▸ **Exercise details**
Your job is to copy the lines from the material that include "JSON".

▸ **Given data**
*** Begin section ***

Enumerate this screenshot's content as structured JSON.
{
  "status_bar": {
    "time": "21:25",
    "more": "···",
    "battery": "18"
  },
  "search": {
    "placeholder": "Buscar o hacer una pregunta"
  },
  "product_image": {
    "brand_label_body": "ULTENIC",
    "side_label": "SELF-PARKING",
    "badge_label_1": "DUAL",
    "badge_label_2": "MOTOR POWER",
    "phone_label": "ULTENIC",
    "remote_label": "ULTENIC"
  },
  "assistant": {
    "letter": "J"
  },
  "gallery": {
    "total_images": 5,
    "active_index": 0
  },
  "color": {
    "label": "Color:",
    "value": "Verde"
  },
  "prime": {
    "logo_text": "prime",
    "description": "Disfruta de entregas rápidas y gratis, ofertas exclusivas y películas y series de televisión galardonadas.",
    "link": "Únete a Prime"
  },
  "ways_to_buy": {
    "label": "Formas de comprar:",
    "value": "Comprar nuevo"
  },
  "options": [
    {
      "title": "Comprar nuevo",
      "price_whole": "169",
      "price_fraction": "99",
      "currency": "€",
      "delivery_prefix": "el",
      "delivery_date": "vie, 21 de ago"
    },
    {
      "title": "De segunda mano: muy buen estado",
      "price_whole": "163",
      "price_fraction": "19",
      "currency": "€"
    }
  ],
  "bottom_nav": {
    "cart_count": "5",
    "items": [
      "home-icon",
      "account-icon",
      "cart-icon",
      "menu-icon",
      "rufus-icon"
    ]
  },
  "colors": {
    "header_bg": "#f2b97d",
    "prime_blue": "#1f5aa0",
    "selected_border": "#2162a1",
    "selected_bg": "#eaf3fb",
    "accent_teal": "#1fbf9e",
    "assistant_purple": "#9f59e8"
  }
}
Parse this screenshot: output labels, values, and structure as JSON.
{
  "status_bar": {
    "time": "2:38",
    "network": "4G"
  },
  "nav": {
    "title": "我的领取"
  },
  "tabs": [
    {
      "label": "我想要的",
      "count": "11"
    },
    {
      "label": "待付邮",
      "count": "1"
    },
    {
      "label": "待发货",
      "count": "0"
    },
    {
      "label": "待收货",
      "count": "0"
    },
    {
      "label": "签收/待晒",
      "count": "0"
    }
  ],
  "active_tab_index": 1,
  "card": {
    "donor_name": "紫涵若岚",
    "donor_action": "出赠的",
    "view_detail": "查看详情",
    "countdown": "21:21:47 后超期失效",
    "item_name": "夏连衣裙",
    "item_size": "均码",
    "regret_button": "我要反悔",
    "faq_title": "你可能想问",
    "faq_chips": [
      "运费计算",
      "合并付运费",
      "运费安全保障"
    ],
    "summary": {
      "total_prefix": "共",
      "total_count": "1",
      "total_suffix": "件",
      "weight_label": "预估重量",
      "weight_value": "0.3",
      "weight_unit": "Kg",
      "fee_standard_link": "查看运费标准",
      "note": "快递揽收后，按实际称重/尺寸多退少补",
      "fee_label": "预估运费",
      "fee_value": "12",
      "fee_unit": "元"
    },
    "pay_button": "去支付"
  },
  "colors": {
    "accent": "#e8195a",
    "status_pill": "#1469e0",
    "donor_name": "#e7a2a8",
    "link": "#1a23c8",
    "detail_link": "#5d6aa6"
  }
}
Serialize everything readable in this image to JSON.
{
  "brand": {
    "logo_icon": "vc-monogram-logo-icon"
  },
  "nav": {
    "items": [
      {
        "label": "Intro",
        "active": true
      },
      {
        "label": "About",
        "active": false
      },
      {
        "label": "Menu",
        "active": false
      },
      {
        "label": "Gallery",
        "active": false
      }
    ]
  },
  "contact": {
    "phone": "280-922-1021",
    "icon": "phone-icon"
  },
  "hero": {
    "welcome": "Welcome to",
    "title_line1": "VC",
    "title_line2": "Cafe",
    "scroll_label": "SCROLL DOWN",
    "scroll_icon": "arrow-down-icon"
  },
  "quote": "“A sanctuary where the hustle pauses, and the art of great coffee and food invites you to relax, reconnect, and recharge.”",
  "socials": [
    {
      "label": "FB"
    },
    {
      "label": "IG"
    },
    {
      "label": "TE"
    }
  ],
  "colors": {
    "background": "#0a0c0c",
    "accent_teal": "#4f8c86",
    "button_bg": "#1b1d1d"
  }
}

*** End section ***

▸ **Response box**
Enumerate this screenshot's content as structured JSON.
Parse this screenshot: output labels, values, and structure as JSON.
Serialize everything readable in this image to JSON.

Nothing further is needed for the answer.